By Evie Andreou
Fans of football legend George Best were amazed – and sceptical – on Tuesday to read reports that he was in fact the love child of a Greek Cypriot woman and a Turkish Cypriot man 70 years ago.
First published by the Turkish Cypriot paper Kibris, the article cited what it called reliable sources claiming that Best was the child of a Turkish Cypriot man from Lefke, and of a Greek Cypriot girl from Limassol who was 16 at the time, but he was given up for adoption after his birth in 1946.
The tale of forbidden love, the paper said, was well known among residents of Lefke.
The Kibris journalist who wrote the story, Serhat Incirli, told the Cyprus Mail that the information reached him after a joke he made on-camera about George Best playing football on a now derelict stadium in the north.
“It all began on Monday when my story on a football stadium in Lysi was aired on Kibris TV,” Incirli said. He added that that specific stadium was one of the only three stadiums on the island before 1974 – the other two were in Kyrenia and Morphou – and the only one where night matches were being played because it had lighting.
“I was talking about the sorry state the stadium is in today and I joked that George Best and Gordon Banks played on this ground,” he said. “After I made this comment, I received several messages on Facebook from people in Lefke telling me that George Best was in fact Cypriot”. Incirli said that he would not reveal the names of his informants.
“Best, according to my sources, had a Turkish Cypriot father and a Greek Cypriot mother. She was 16 at the time. Neither one of the young couple’s families wanted a marriage so they sent the girl to the UK were she gave birth, and the baby was given up for adoption,” Incirli said.

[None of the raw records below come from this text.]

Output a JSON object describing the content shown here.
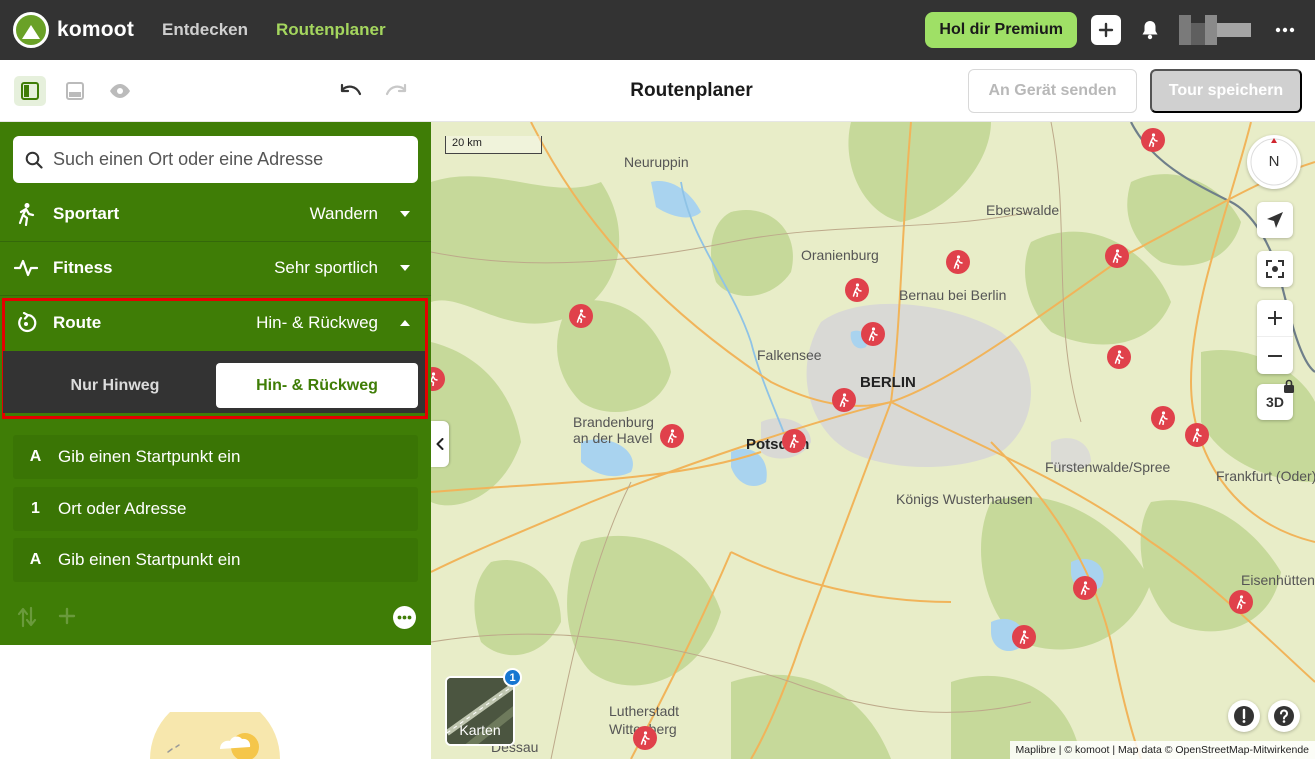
{
  "topnav": {
    "logo_text": "komoot",
    "links": [
      "Entdecken",
      "Routenplaner"
    ],
    "premium_label": "Hol dir Premium"
  },
  "toolbar": {
    "title": "Routenplaner",
    "send_label": "An Gerät senden",
    "save_label": "Tour speichern"
  },
  "sidebar": {
    "search_placeholder": "Such einen Ort oder eine Adresse",
    "options": [
      {
        "label": "Sportart",
        "value": "Wandern"
      },
      {
        "label": "Fitness",
        "value": "Sehr sportlich"
      },
      {
        "label": "Route",
        "value": "Hin- & Rückweg"
      }
    ],
    "route_toggle": {
      "one_way": "Nur Hinweg",
      "round_trip": "Hin- & Rückweg",
      "selected": "Hin- & Rückweg"
    },
    "waypoints": [
      {
        "key": "A",
        "text": "Gib einen Startpunkt ein"
      },
      {
        "key": "1",
        "text": "Ort oder Adresse"
      },
      {
        "key": "A",
        "text": "Gib einen Startpunkt ein"
      }
    ]
  },
  "map": {
    "scale_label": "20 km",
    "compass_label": "N",
    "three_d_label": "3D",
    "layers_label": "Karten",
    "layers_badge": "1",
    "attribution": "Maplibre | © komoot | Map data © OpenStreetMap-Mitwirkende",
    "places": {
      "neuruppin": "Neuruppin",
      "eberswalde": "Eberswalde",
      "oranienburg": "Oranienburg",
      "bernau": "Bernau bei Berlin",
      "falkensee": "Falkensee",
      "berlin": "BERLIN",
      "brandenburg1": "Brandenburg",
      "brandenburg2": "an der Havel",
      "potsdam": "Potsdam",
      "fuerstenwalde": "Fürstenwalde/Spree",
      "frankfurt": "Frankfurt (Oder)",
      "koenigs": "Königs Wusterhausen",
      "eisenhuetten": "Eisenhütten",
      "luther1": "Lutherstadt",
      "luther2": "Wittenberg",
      "dessau": "Dessau"
    }
  }
}
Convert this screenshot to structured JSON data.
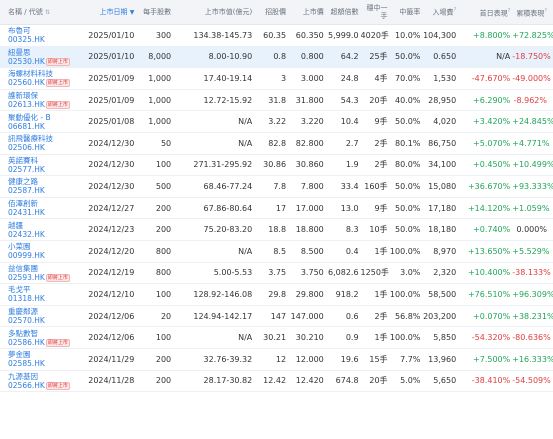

In his article he mentions that Best’s alleged biological father, who passed away, was a member of a well-known Turkish Cypriot family from Lefke. It also says that Best himself had travelled to Lefke to meet him.
But on Best’s birth certificate, published by the Daily Mail earlier in the year in relation to another story about the famous footballer, his parents are listed as Richard and Annie Best. According to the birth cert, Best was born in Belfast on May 22, 1946, and registered as Ronald Samuel Best, however, a further entry on the certificate changes his name to George without explanation.
“Under the heading ‘baptismal name if added after registration of birth and date’, the registrar has penned: ‘George (on form for altering name) 6th June 1946,” the Daily Mail wrote.
The surviving family of the footballer, who had five siblings, said they are unaware why his name was changed, with his deceased parents thought to be the only people who knew. Best died in 2005 at the age of 59 from multiple organ failure after a kidney infection.
Norman McNarry, the husband of Best’s sister Barbara, told the Daily Mail that his wife didn’t have a clue about the name change on the birth certificate and that she didn’t think anyone could explain how it happened.
‘It’s a grey area as far as we’re concerned. We can only assume that it was a misprint, or that a mistake has been made and later rectified. Maybe the registrar of births got it slightly wrong and changed it after Barbara’s dad pointed it out and said he was called George,” McNarry had said.
Best, Incirli said, liked to holiday in Cyprus.
In November 2001, the footballer was rushed to a private clinic while on holiday in Limassol, with a stomach virus. The former Manchester United player, at the time 55, had been dogged by alcohol- related problems for years and was told that another drink would kill him. But his attending doctor, cardiologist Andreas Stylianides, had said then that his condition was neither serious nor drink-related at the time.
A few months before the episode, Best was rushed to hospital after collapsing with severe liver damage and doctors told him that one more drink could kill him.
Some 80 per cent of his liver has been destroyed by heavy drinking over the last 30 years.
A marvel at 16, Best was famous for his dribbling skills and scored some memorable goals for Manchester United.
In 1968, he was voted European Footballer of the Year. He retired from the game at 26, before making a brief come back for Fulham. He also made 37 appearances for Northern Ireland. After retirement, he also worked as a pundit for Sky TV.
Following his death, in Belfast, the airport was renamed George Best Belfast City Airport in his honour.